# GIVEN DATA
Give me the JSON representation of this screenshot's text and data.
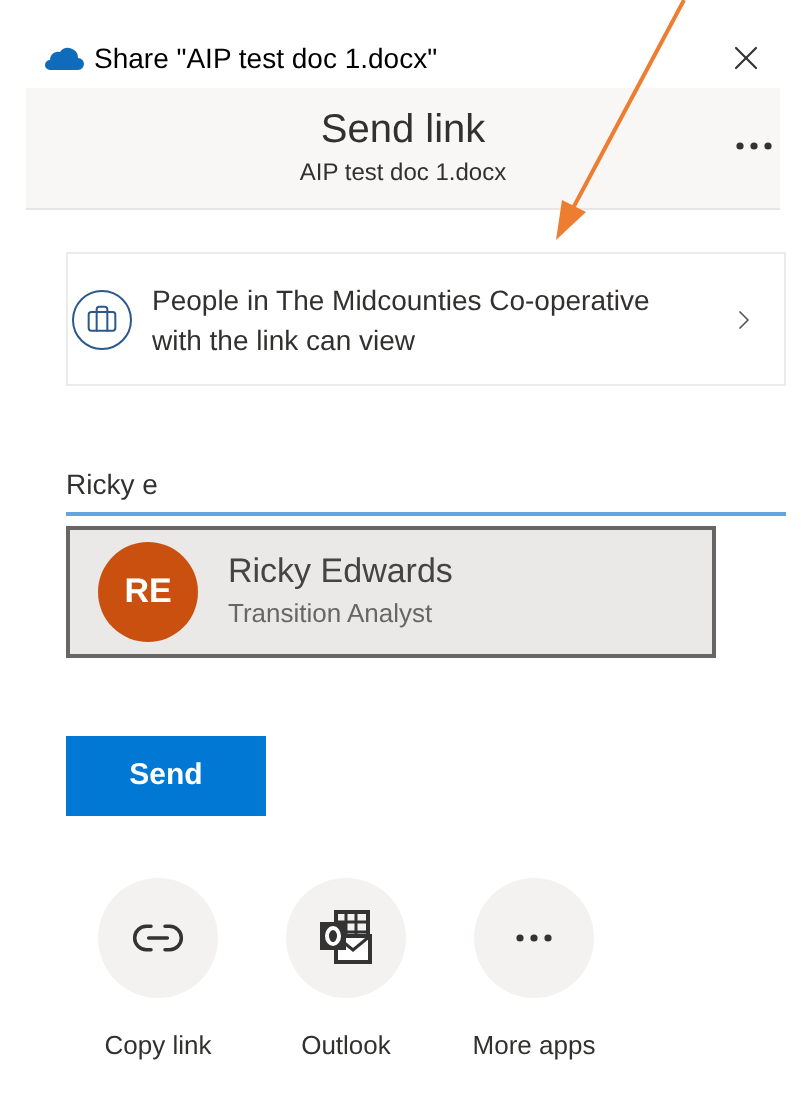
{
  "window": {
    "title": "Share \"AIP test doc 1.docx\""
  },
  "header": {
    "title": "Send link",
    "subtitle": "AIP test doc 1.docx"
  },
  "permission": {
    "text": "People in The Midcounties Co-operative with the link can view"
  },
  "recipient_field": {
    "value": "Ricky e"
  },
  "suggestions": [
    {
      "initials": "RE",
      "name": "Ricky Edwards",
      "role": "Transition Analyst",
      "color": "#ca5010",
      "selected": true
    }
  ],
  "send_button": "Send",
  "share_targets": [
    {
      "kind": "link",
      "label": "Copy link"
    },
    {
      "kind": "outlook",
      "label": "Outlook"
    },
    {
      "kind": "more",
      "label": "More apps"
    }
  ]
}
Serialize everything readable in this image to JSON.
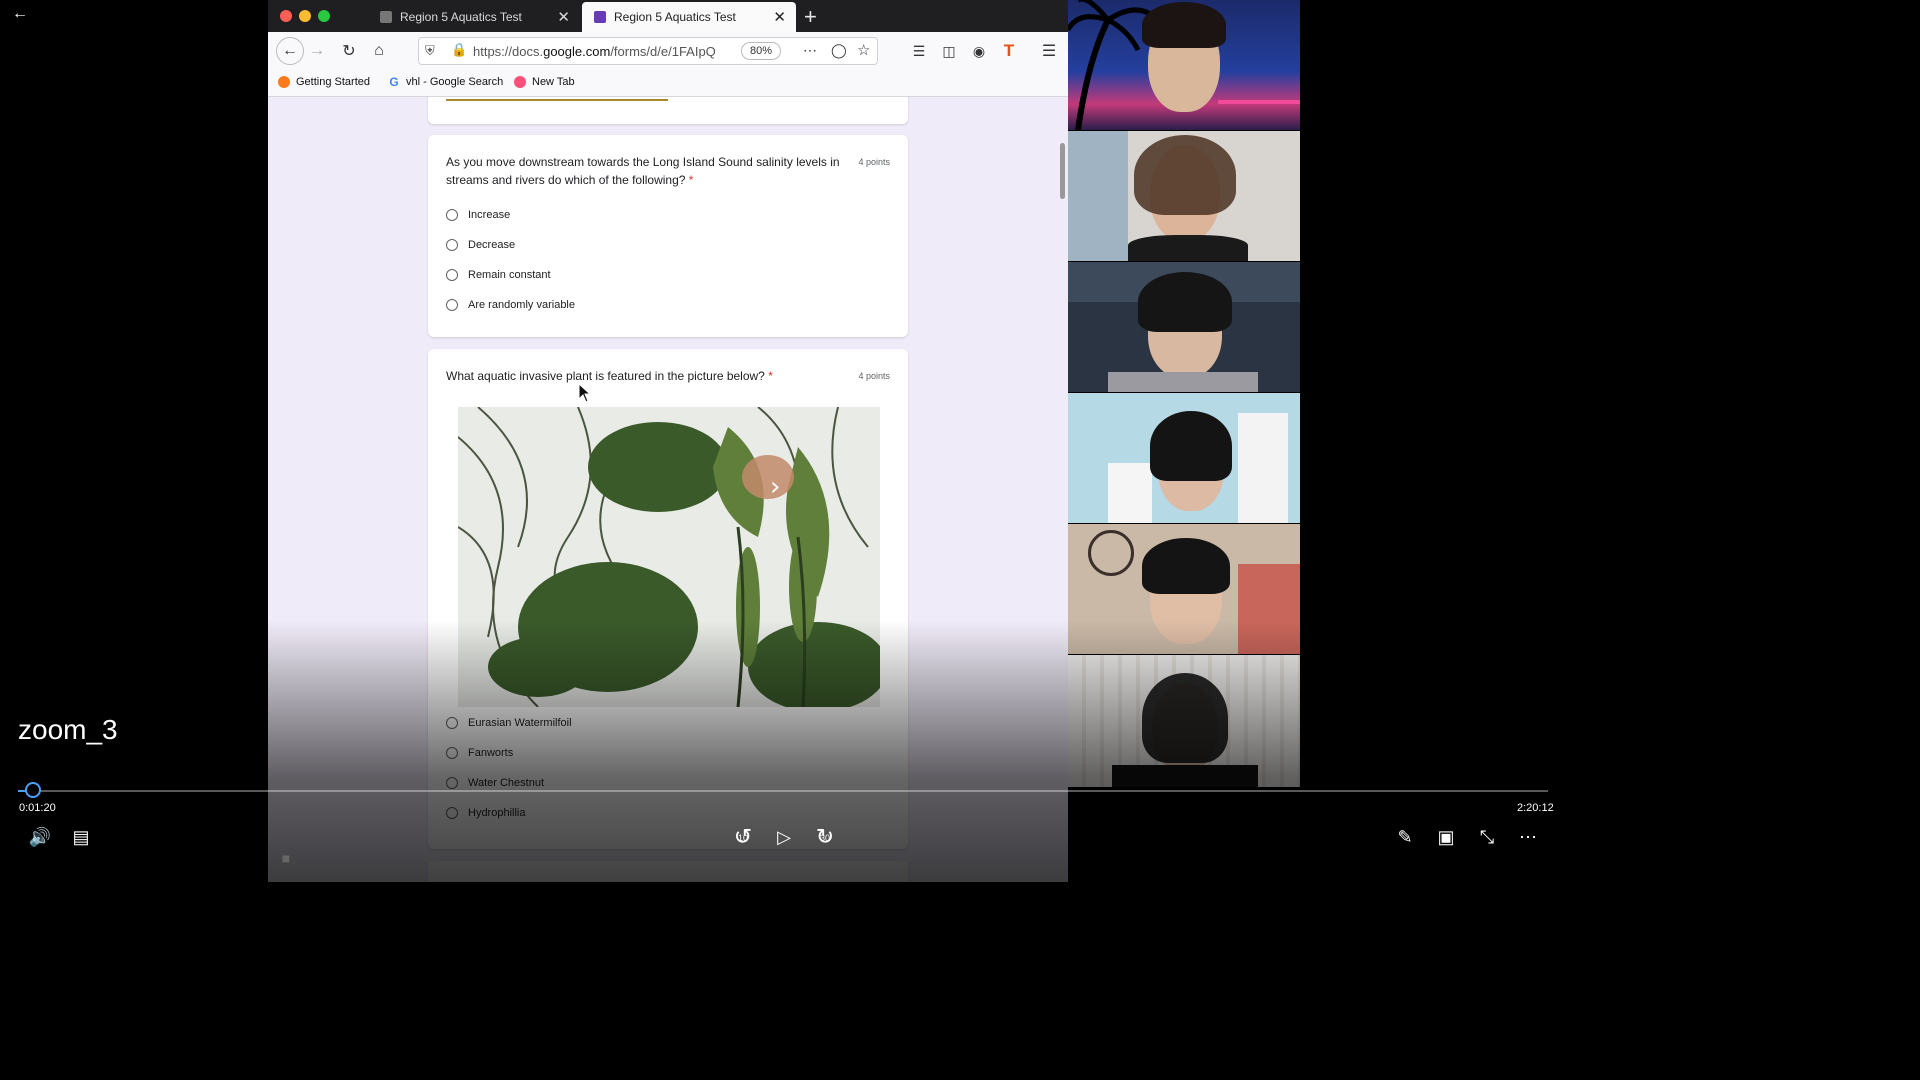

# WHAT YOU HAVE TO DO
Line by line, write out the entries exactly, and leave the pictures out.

# SOLUTION TO THIS PROBLEM
Give me the JSON representation of this screenshot's text and data.
{
  "window": {
    "title": "Share \"AIP test doc 1.docx\""
  },
  "header": {
    "title": "Send link",
    "subtitle": "AIP test doc 1.docx"
  },
  "permission": {
    "text": "People in The Midcounties Co-operative with the link can view"
  },
  "recipient_field": {
    "value": "Ricky e"
  },
  "suggestions": [
    {
      "initials": "RE",
      "name": "Ricky Edwards",
      "role": "Transition Analyst",
      "color": "#ca5010",
      "selected": true
    }
  ],
  "send_button": "Send",
  "share_targets": [
    {
      "kind": "link",
      "label": "Copy link"
    },
    {
      "kind": "outlook",
      "label": "Outlook"
    },
    {
      "kind": "more",
      "label": "More apps"
    }
  ]
}
Serialize everything readable in this image to JSON.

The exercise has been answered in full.